Craft Is Wonderful

I had never heard of Craft CMS before I began working at Pinkston Digital, but it's now become my favorite pre-built CMS. One of the things that sets it apart is its use of Twig for the language you write in. Twig is a preprocessor for PHP that allows you to write in a different syntax than actual PHP, but it will get compiled into PHP when the code is run. Not only are Craft and Twig super easy to learn how to use (I'd say even easier than WordPress), but Twig feels more natural to me than writing in regular PHP. And, the way templates are set up is very easy to understand - blog/_entry.html is the template you're reading this post on right now. Isn't it easy to understand exactly what that file is for just by looking at its name and location?
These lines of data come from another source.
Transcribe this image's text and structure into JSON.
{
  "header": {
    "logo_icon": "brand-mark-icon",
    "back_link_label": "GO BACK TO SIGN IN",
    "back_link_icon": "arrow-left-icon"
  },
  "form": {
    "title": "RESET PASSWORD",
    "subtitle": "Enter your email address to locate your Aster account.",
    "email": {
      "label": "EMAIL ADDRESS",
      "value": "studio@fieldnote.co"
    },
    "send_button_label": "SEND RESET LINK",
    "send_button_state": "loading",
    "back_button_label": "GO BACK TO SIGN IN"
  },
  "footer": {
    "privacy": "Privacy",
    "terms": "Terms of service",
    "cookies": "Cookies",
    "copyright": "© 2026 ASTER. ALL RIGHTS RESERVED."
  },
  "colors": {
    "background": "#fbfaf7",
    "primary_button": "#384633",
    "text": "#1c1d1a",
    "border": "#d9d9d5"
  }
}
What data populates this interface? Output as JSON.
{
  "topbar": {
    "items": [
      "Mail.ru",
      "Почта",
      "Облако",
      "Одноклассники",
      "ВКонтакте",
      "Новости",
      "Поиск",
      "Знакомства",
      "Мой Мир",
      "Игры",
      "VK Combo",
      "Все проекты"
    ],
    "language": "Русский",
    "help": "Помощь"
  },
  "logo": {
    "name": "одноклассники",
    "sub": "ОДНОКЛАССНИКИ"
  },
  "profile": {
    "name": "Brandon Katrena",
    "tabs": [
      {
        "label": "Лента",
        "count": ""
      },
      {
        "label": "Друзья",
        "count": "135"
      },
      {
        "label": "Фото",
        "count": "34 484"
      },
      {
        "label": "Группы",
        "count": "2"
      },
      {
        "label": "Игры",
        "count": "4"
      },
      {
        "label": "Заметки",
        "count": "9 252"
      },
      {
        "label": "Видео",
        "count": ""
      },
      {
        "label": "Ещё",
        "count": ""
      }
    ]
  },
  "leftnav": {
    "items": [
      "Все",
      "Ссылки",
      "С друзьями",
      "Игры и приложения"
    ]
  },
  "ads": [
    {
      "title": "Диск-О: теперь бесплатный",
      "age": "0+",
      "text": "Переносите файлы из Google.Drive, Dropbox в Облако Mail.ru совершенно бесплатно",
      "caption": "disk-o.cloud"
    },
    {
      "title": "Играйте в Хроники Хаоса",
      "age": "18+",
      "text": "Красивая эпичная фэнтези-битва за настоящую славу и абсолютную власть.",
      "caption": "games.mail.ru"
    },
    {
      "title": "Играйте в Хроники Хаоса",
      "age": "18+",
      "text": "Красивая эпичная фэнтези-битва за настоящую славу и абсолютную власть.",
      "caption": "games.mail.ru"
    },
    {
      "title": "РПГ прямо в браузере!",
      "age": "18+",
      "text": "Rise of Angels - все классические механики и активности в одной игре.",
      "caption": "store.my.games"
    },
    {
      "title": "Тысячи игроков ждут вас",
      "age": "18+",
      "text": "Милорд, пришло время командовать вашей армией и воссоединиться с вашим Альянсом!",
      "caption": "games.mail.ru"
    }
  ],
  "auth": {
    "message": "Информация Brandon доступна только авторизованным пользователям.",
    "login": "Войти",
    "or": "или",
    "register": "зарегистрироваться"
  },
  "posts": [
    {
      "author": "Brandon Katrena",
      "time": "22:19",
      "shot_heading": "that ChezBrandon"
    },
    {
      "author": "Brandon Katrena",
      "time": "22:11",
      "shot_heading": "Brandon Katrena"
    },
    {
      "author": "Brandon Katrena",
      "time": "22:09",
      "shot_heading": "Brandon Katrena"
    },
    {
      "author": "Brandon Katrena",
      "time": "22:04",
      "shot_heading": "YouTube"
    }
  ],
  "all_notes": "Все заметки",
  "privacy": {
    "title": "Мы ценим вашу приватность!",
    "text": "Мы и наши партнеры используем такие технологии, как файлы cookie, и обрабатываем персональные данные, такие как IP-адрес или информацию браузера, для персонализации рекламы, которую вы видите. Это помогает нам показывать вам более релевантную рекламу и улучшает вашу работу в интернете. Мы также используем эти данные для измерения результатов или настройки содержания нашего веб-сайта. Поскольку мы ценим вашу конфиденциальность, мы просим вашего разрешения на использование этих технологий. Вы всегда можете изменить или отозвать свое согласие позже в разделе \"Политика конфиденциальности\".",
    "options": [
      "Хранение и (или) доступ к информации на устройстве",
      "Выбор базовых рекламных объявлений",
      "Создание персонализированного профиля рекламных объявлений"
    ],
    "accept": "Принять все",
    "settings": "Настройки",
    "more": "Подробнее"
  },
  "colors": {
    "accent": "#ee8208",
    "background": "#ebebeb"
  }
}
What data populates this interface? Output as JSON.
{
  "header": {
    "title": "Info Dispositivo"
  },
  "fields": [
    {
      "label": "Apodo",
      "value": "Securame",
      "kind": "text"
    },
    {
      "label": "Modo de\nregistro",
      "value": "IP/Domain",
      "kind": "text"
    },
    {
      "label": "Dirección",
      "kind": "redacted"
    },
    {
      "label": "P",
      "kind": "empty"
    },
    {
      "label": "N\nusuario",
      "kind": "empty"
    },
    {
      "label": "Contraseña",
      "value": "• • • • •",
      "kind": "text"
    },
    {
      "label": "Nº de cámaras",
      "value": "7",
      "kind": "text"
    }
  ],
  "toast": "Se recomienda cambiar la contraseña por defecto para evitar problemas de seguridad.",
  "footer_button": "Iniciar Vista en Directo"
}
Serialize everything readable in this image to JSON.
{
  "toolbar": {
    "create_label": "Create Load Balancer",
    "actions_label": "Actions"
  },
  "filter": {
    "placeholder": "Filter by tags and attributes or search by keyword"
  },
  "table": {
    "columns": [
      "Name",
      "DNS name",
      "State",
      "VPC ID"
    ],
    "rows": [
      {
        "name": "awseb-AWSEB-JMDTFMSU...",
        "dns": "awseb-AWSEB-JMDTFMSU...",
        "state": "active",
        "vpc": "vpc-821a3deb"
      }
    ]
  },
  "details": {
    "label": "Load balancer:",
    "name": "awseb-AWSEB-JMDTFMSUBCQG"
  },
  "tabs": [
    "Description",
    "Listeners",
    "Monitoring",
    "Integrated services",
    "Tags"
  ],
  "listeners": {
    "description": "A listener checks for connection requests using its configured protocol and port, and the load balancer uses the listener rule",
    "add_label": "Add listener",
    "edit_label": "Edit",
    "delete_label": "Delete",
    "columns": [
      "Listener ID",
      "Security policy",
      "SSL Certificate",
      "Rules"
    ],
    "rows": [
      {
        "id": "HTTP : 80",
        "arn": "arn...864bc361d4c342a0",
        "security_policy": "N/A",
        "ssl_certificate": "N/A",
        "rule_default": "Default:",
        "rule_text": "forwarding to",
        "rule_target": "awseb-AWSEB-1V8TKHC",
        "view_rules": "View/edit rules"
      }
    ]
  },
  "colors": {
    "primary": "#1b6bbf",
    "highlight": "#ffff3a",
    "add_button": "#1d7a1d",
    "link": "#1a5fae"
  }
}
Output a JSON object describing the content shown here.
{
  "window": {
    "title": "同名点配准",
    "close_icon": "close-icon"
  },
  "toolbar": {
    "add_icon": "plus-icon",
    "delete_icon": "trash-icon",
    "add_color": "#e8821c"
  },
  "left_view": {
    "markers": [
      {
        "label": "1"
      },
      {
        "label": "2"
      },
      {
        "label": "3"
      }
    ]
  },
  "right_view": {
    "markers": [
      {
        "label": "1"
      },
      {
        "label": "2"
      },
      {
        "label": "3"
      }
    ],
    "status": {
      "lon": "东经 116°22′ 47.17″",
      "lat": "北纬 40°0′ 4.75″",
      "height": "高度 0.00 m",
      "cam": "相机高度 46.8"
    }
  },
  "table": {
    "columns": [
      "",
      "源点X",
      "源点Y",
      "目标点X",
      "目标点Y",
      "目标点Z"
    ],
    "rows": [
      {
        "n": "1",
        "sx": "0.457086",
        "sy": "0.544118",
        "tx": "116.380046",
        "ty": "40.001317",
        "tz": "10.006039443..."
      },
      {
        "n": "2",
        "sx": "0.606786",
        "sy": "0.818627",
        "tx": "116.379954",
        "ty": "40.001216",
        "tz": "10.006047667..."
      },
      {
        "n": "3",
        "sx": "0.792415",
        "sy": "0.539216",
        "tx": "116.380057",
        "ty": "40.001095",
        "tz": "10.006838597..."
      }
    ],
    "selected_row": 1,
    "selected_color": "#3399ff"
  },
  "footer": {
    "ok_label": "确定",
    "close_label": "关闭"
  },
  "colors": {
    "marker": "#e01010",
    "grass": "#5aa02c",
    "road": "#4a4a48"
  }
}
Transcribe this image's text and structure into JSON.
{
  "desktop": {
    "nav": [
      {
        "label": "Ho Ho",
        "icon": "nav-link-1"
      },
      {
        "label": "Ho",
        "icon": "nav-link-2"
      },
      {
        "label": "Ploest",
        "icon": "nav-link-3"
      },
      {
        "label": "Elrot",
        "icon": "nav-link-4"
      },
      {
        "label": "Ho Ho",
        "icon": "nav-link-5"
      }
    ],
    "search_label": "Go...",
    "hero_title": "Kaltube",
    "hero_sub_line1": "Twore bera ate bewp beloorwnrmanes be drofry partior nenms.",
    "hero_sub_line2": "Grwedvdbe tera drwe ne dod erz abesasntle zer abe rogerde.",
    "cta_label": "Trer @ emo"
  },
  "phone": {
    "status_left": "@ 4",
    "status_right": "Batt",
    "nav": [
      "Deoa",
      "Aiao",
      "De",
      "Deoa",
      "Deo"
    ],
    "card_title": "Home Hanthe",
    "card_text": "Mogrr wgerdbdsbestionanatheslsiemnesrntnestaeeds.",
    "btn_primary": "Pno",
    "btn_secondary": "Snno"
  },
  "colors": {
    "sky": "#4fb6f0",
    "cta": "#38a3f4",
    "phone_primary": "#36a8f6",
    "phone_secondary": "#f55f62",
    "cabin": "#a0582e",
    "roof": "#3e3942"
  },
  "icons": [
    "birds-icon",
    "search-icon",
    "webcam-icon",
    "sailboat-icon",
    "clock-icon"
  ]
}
I've always enjoyed being around people, but had a hard time with small talk and being able to carry a discussion with someone else for very long without a specific topic of conversation. Spending the summer with an entire office full of new people helped me improve my people skills dramatically, and gave me the opportunity to make new friends.

I've had a wonderful summer at Pinkston Digital, getting real-world development experience and meeting new people. I don't think I could have had a better time interning here, and I'm incredibly thankful for the opportunity they gave me